#### [TASK ITEM]
Exactly reproduce each line of the listing that follows.

::: DATA FOR REVIEW :::

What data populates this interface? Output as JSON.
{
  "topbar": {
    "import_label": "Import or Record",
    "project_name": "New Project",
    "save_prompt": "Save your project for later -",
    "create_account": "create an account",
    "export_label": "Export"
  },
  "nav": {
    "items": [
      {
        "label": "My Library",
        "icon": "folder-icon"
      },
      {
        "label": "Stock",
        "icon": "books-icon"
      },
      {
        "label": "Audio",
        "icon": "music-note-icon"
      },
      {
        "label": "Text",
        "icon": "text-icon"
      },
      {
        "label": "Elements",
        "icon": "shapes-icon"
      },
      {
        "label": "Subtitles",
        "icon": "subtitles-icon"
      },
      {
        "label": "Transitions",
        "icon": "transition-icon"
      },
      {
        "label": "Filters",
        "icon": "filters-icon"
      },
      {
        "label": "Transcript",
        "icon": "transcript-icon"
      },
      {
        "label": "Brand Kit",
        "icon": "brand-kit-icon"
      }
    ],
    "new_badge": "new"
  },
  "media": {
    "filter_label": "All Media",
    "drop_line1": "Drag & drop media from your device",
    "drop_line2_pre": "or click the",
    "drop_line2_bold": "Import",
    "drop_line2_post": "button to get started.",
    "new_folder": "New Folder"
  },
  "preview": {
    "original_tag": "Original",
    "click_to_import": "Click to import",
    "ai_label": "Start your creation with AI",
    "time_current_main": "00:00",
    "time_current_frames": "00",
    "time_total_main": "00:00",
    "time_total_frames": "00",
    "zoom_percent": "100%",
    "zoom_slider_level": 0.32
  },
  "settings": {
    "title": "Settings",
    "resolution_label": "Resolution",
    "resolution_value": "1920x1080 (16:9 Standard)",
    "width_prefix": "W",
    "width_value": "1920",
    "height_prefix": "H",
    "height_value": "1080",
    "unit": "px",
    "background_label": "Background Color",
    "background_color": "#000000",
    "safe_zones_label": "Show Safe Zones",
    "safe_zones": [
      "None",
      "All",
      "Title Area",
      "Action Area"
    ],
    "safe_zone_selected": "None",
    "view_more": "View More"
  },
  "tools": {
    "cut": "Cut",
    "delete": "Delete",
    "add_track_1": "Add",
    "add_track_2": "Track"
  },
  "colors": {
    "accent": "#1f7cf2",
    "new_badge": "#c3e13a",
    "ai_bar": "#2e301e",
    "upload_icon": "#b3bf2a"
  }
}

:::

#### [RESPONSE TO THIS EXERCISE]
What data populates this interface? Output as JSON.
{
  "topbar": {
    "import_label": "Import or Record",
    "project_name": "New Project",
    "save_prompt": "Save your project for later -",
    "create_account": "create an account",
    "export_label": "Export"
  },
  "nav": {
    "items": [
      {
        "label": "My Library",
        "icon": "folder-icon"
      },
      {
        "label": "Stock",
        "icon": "books-icon"
      },
      {
        "label": "Audio",
        "icon": "music-note-icon"
      },
      {
        "label": "Text",
        "icon": "text-icon"
      },
      {
        "label": "Elements",
        "icon": "shapes-icon"
      },
      {
        "label": "Subtitles",
        "icon": "subtitles-icon"
      },
      {
        "label": "Transitions",
        "icon": "transition-icon"
      },
      {
        "label": "Filters",
        "icon": "filters-icon"
      },
      {
        "label": "Transcript",
        "icon": "transcript-icon"
      },
      {
        "label": "Brand Kit",
        "icon": "brand-kit-icon"
      }
    ],
    "new_badge": "new"
  },
  "media": {
    "filter_label": "All Media",
    "drop_line1": "Drag & drop media from your device",
    "drop_line2_pre": "or click the",
    "drop_line2_bold": "Import",
    "drop_line2_post": "button to get started.",
    "new_folder": "New Folder"
  },
  "preview": {
    "original_tag": "Original",
    "click_to_import": "Click to import",
    "ai_label": "Start your creation with AI",
    "time_current_main": "00:00",
    "time_current_frames": "00",
    "time_total_main": "00:00",
    "time_total_frames": "00",
    "zoom_percent": "100%",
    "zoom_slider_level": 0.32
  },
  "settings": {
    "title": "Settings",
    "resolution_label": "Resolution",
    "resolution_value": "1920x1080 (16:9 Standard)",
    "width_prefix": "W",
    "width_value": "1920",
    "height_prefix": "H",
    "height_value": "1080",
    "unit": "px",
    "background_label": "Background Color",
    "background_color": "#000000",
    "safe_zones_label": "Show Safe Zones",
    "safe_zones": [
      "None",
      "All",
      "Title Area",
      "Action Area"
    ],
    "safe_zone_selected": "None",
    "view_more": "View More"
  },
  "tools": {
    "cut": "Cut",
    "delete": "Delete",
    "add_track_1": "Add",
    "add_track_2": "Track"
  },
  "colors": {
    "accent": "#1f7cf2",
    "new_badge": "#c3e13a",
    "ai_bar": "#2e301e",
    "upload_icon": "#b3bf2a"
  }
}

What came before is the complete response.